[Records excerpted from a collection]
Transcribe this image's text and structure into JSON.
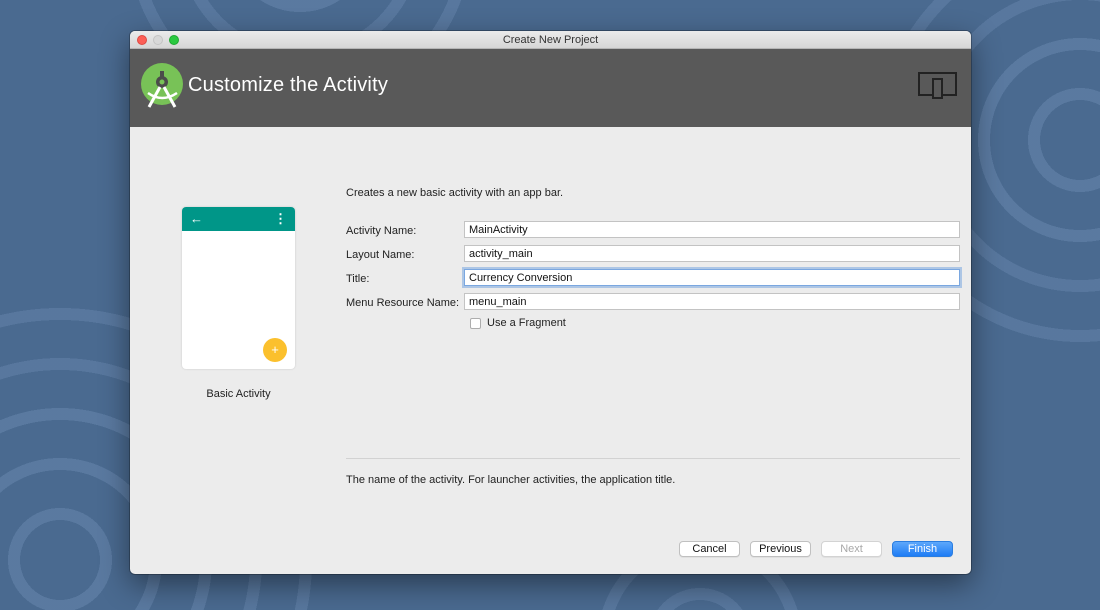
{
  "window": {
    "title": "Create New Project"
  },
  "header": {
    "title": "Customize the Activity",
    "logo_icon": "android-studio-logo-icon",
    "device_icon": "tablet-phone-icon"
  },
  "preview": {
    "label": "Basic Activity",
    "back_glyph": "←",
    "menu_glyph": "⋮",
    "fab_glyph": "+",
    "appbar_color": "#009688",
    "fab_color": "#fbc02d"
  },
  "description": "Creates a new basic activity with an app bar.",
  "form": {
    "fields": [
      {
        "label": "Activity Name:",
        "value": "MainActivity"
      },
      {
        "label": "Layout Name:",
        "value": "activity_main"
      },
      {
        "label": "Title:",
        "value": "Currency Conversion"
      },
      {
        "label": "Menu Resource Name:",
        "value": "menu_main"
      }
    ],
    "checkbox": {
      "label": "Use a Fragment",
      "checked": false
    }
  },
  "help_text": "The name of the activity. For launcher activities, the application title.",
  "buttons": {
    "cancel": "Cancel",
    "previous": "Previous",
    "next": "Next",
    "finish": "Finish"
  },
  "colors": {
    "accent": "#1e7cf5",
    "header_bg": "#595959"
  }
}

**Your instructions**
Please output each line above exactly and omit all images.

**Task response**
Transcribe this image's text and structure into JSON.
{
  "window": {
    "title": "Create New Project"
  },
  "header": {
    "title": "Customize the Activity",
    "logo_icon": "android-studio-logo-icon",
    "device_icon": "tablet-phone-icon"
  },
  "preview": {
    "label": "Basic Activity",
    "back_glyph": "←",
    "menu_glyph": "⋮",
    "fab_glyph": "+",
    "appbar_color": "#009688",
    "fab_color": "#fbc02d"
  },
  "description": "Creates a new basic activity with an app bar.",
  "form": {
    "fields": [
      {
        "label": "Activity Name:",
        "value": "MainActivity"
      },
      {
        "label": "Layout Name:",
        "value": "activity_main"
      },
      {
        "label": "Title:",
        "value": "Currency Conversion"
      },
      {
        "label": "Menu Resource Name:",
        "value": "menu_main"
      }
    ],
    "checkbox": {
      "label": "Use a Fragment",
      "checked": false
    }
  },
  "help_text": "The name of the activity. For launcher activities, the application title.",
  "buttons": {
    "cancel": "Cancel",
    "previous": "Previous",
    "next": "Next",
    "finish": "Finish"
  },
  "colors": {
    "accent": "#1e7cf5",
    "header_bg": "#595959"
  }
}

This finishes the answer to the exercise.